1. The Consecration of the Church of the Resurrection of Christ.
When the holy Empress Helena found the Lord's Cross in Jerusalem, she stayed longer in the city and built churches in Gethsemane, in Bethlehem, on the Mount of Olives and in other places that commemorated the life and work of the Lord Jesus Christ. On Golgotha, where she found the Precious Cross, she began to build an enormous church, under whose roof would be the places both where the Lord was crucified and where He was buried, the holy Empress wanting to bring under one roof the places of His suffering and His glory.

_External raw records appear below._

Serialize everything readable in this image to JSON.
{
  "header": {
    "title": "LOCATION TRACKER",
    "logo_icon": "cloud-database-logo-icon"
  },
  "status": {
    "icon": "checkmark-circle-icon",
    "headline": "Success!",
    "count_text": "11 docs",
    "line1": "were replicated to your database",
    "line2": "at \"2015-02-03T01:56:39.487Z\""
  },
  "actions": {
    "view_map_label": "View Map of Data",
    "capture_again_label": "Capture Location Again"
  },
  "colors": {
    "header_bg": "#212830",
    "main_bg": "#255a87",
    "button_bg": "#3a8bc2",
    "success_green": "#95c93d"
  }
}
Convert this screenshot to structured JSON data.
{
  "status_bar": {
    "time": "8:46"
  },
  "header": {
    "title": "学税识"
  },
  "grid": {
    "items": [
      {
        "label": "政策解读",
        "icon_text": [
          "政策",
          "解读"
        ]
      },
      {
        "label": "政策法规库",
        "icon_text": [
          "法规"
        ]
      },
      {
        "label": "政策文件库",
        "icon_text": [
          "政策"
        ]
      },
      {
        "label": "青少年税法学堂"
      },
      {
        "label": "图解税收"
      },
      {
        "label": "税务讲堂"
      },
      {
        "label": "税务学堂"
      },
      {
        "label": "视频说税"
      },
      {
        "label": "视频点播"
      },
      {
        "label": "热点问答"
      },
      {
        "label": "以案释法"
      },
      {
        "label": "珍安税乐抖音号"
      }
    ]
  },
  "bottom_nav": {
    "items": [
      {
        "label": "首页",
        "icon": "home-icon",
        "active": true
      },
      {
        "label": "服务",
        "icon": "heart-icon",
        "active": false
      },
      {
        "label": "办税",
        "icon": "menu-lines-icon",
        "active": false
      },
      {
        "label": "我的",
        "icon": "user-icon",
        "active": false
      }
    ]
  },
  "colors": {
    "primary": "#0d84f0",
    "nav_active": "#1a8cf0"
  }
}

But Helena went to the Lord before this magnificent church was completed. It was finished in the same year in which Constantine completed thirty years on the throne, and so the consecration of the church and the Emperor's Jubilee were fixed for the same day, September 13th, 335. At that time, a local Council of bishops was meeting in Tyre. These bishops, with many others, made their way to Jerusalem, to the solemn consecration of the Church of the Resurrection of the Lord. It was then instituted that this day, as a day of victory and triumph for the Church of Christ, should be celebrated every year.
2. The Hieromartyr Cornelius the Centurion.

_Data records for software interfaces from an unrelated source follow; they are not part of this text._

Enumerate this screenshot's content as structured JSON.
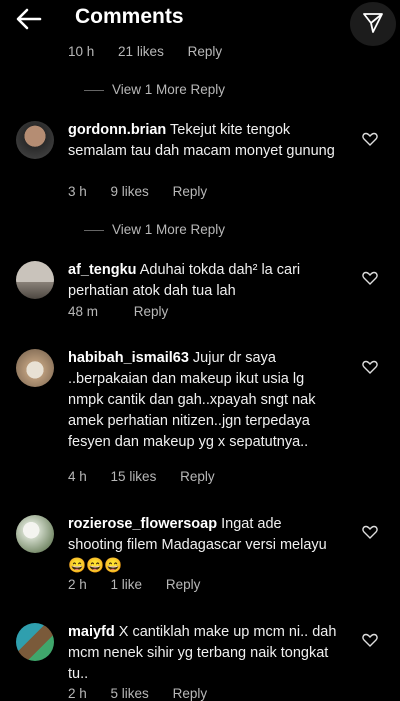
{
  "header": {
    "title": "Comments"
  },
  "top_reply": {
    "time": "10 h",
    "likes": "21 likes",
    "reply": "Reply"
  },
  "view_more": [
    "View 1 More Reply",
    "View 1 More Reply"
  ],
  "comments": [
    {
      "username": "gordonn.brian",
      "text": "Tekejut kite tengok semalam tau dah macam monyet gunung",
      "time": "3 h",
      "likes": "9 likes",
      "reply": "Reply"
    },
    {
      "username": "af_tengku",
      "text": "Aduhai tokda dah² la cari perhatian atok dah tua lah",
      "time": "48 m",
      "likes": "",
      "reply": "Reply"
    },
    {
      "username": "habibah_ismail63",
      "text": "Jujur dr saya ..berpakaian dan makeup ikut usia lg nmpk cantik dan gah..xpayah sngt nak amek perhatian nitizen..jgn terpedaya fesyen dan makeup yg x sepatutnya..",
      "time": "4 h",
      "likes": "15 likes",
      "reply": "Reply"
    },
    {
      "username": "rozierose_flowersoap",
      "text": "Ingat ade shooting filem Madagascar versi melayu😄😄😄",
      "time": "2 h",
      "likes": "1 like",
      "reply": "Reply"
    },
    {
      "username": "maiyfd",
      "text": "X cantiklah make up mcm ni.. dah mcm nenek sihir yg terbang naik tongkat tu..",
      "time": "2 h",
      "likes": "5 likes",
      "reply": "Reply"
    }
  ],
  "colors": {
    "background": "#000000",
    "text": "#f0f0f0",
    "meta": "#b8b8b8"
  }
}
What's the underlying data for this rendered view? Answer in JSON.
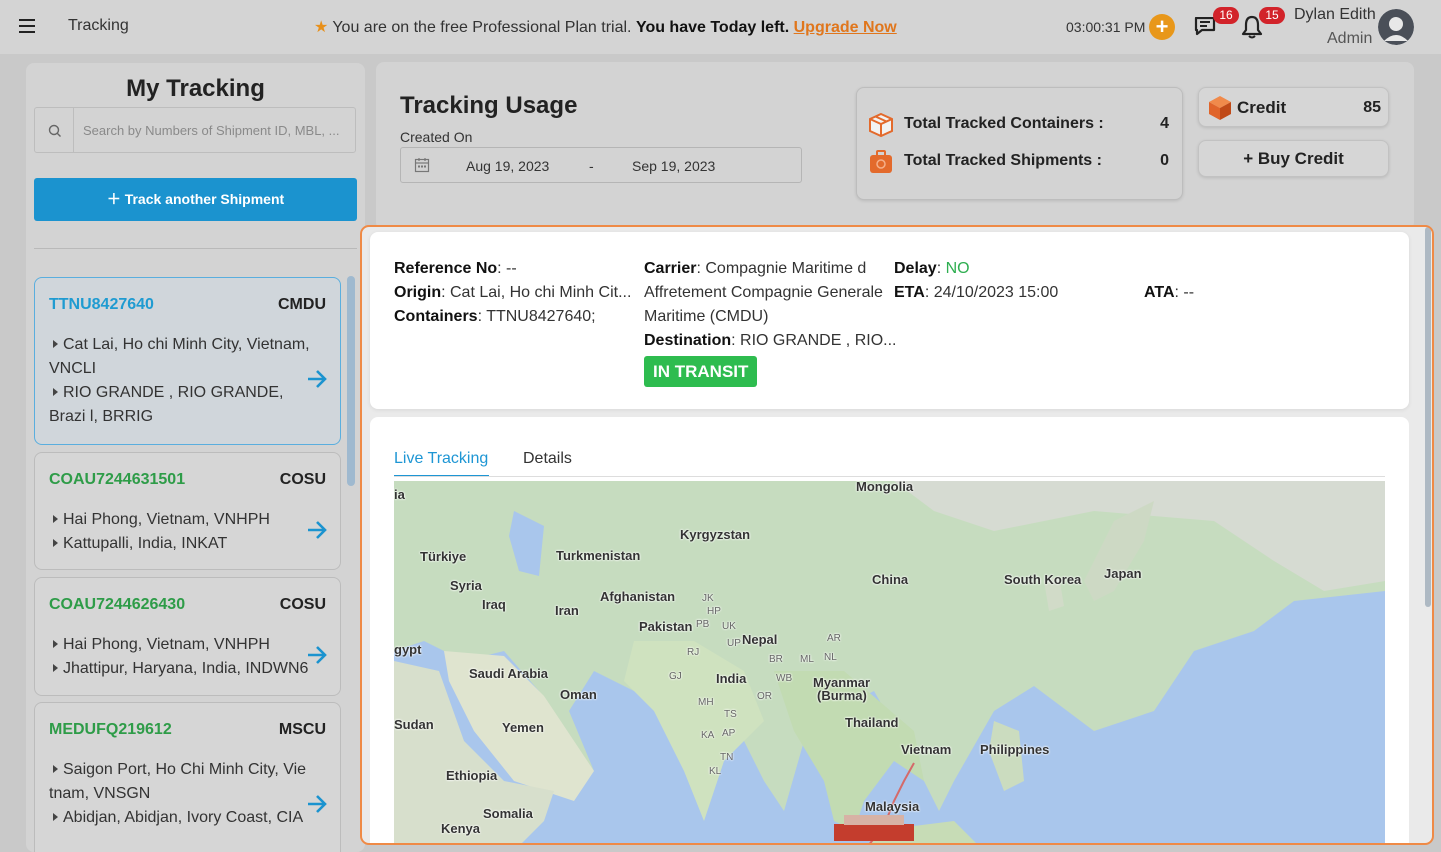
{
  "header": {
    "app_title": "Tracking",
    "trial_prefix": "You are on the free Professional Plan trial.",
    "trial_bold": "You have Today left.",
    "upgrade_link": "Upgrade Now",
    "time": "03:00:31 PM",
    "messages_count": "16",
    "notifications_count": "15",
    "user_name": "Dylan Edith",
    "user_role": "Admin"
  },
  "sidebar": {
    "title": "My Tracking",
    "search_placeholder": "Search by Numbers of Shipment ID, MBL, ...",
    "track_button": "Track another Shipment",
    "shipments": [
      {
        "id": "TTNU8427640",
        "carrier": "CMDU",
        "origin": "Cat Lai, Ho chi Minh City, Vietnam, VNCLI",
        "destination": "RIO GRANDE , RIO GRANDE, Brazi l, BRRIG"
      },
      {
        "id": "COAU7244631501",
        "carrier": "COSU",
        "origin": "Hai Phong, Vietnam, VNHPH",
        "destination": "Kattupalli, India, INKAT"
      },
      {
        "id": "COAU7244626430",
        "carrier": "COSU",
        "origin": "Hai Phong, Vietnam, VNHPH",
        "destination": "Jhattipur, Haryana, India, INDWN6"
      },
      {
        "id": "MEDUFQ219612",
        "carrier": "MSCU",
        "origin": "Saigon Port, Ho Chi Minh City, Vie tnam, VNSGN",
        "destination": "Abidjan, Abidjan, Ivory Coast, CIA"
      }
    ]
  },
  "usage": {
    "title": "Tracking Usage",
    "created_on_label": "Created On",
    "date_from": "Aug 19, 2023",
    "date_separator": "-",
    "date_to": "Sep 19, 2023",
    "total_containers_label": "Total Tracked Containers :",
    "total_containers_value": "4",
    "total_shipments_label": "Total Tracked Shipments :",
    "total_shipments_value": "0",
    "credit_label": "Credit",
    "credit_value": "85",
    "buy_credit_label": "+ Buy Credit"
  },
  "detail": {
    "reference_label": "Reference No",
    "reference_value": "--",
    "origin_label": "Origin",
    "origin_value": "Cat Lai, Ho chi Minh Cit...",
    "containers_label": "Containers",
    "containers_value": "TTNU8427640;",
    "carrier_label": "Carrier",
    "carrier_line1": "Compagnie Maritime d",
    "carrier_line2": "Affretement Compagnie Generale",
    "carrier_line3": "Maritime (CMDU)",
    "destination_label": "Destination",
    "destination_value": "RIO GRANDE , RIO...",
    "status": "IN TRANSIT",
    "delay_label": "Delay",
    "delay_value": "NO",
    "eta_label": "ETA",
    "eta_value": "24/10/2023 15:00",
    "ata_label": "ATA",
    "ata_value": "--"
  },
  "tabs": {
    "live": "Live Tracking",
    "details": "Details"
  },
  "map_labels": {
    "mongolia": "Mongolia",
    "kyrgyzstan": "Kyrgyzstan",
    "turkiye": "Türkiye",
    "turkmenistan": "Turkmenistan",
    "china": "China",
    "south_korea": "South Korea",
    "japan": "Japan",
    "syria": "Syria",
    "iraq": "Iraq",
    "iran": "Iran",
    "afghanistan": "Afghanistan",
    "pakistan": "Pakistan",
    "nepal": "Nepal",
    "egypt": "gypt",
    "saudi": "Saudi Arabia",
    "oman": "Oman",
    "india": "India",
    "myanmar": "Myanmar",
    "burma": "(Burma)",
    "thailand": "Thailand",
    "sudan": "Sudan",
    "yemen": "Yemen",
    "vietnam": "Vietnam",
    "philippines": "Philippines",
    "ethiopia": "Ethiopia",
    "somalia": "Somalia",
    "malaysia": "Malaysia",
    "kenya": "Kenya",
    "ia": "ia",
    "jk": "JK",
    "hp": "HP",
    "pb": "PB",
    "uk": "UK",
    "up": "UP",
    "rj": "RJ",
    "gj": "GJ",
    "mh": "MH",
    "ts": "TS",
    "ka": "KA",
    "ap": "AP",
    "tn": "TN",
    "kl": "KL",
    "or": "OR",
    "wb": "WB",
    "br": "BR",
    "ml": "ML",
    "nl": "NL",
    "ar": "AR"
  }
}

A Roman and an officer in Palestinian Caesarea, he was baptised by the Apostle Peter after a heavenly vision (Acts 10:1), and was the first pagan to enter the Church of God. Until then, some thought that the Church of Christ was only for the Jews and for those who received Jewish circumcision. Being baptised, Cornelius left everything and followed the Apostle Peter. The Apostle later made him bishop and sent him to the pagan town of Skepseis, where holy Cornelius suffered much humiliation and pain for the sake of Christ. But, by the power of God, he destroyed the temple of Apollo and baptised the prince of that town, Dimitrios, and two hundred and seventy seven pagans. Forewarned by God of the day of his death, he gathered all the Christians together, gave them counsel, prayed to God and peacefully went to his Lord full of years. In time, his grave was forgotten and neglected, but the saint appeared to Silvanus, the Bishop of Troas, and showed him the whereabouts of his grave, commanding him to build a church there. The bishop did so, with the help of a wealthy citizen, Eugenius. Many miracles have been performed over his relics.
3. The Holy Martyrs Macrobius and Gordian.
From Pamphlagonis, they were at first imperial cup-bearers, but, when they revealed that they were Christians,, the Emperor exiled them to Sceta, where they were cast into the flames in a place called New Danube, in the year 320.
4. The Holy Martyr Ketevana, Queen of Georgia.
She suffered as a Christian under Shah Abbas I, in 1624. By order of the Shah, a white-hot helmet was placed on her head. Her son Taymuraz, King of Georgia, laid her relics under the throne in the church at Alaverdsk in Georgia.
5. Our Holy Father Hierotheos.
Born in the Peloponnese in the village of Kalamata, he lived in asceticism in the monastery of Iviron on the Holy Mountain. He was distinguished by great secular learning and by strict monastic asceticism, and was at pains to fulfill the rule of St Arsenius: 'It is enough for a monk to sleep one hour out of the twenty-four.' He entered into rest in 1745 on the island of Varos, and his relics have wonderworking power. Of these relics, his head is preserved in the monastery of Iviron. On touching his holy relics in Constantinople, a blind woman received her sight.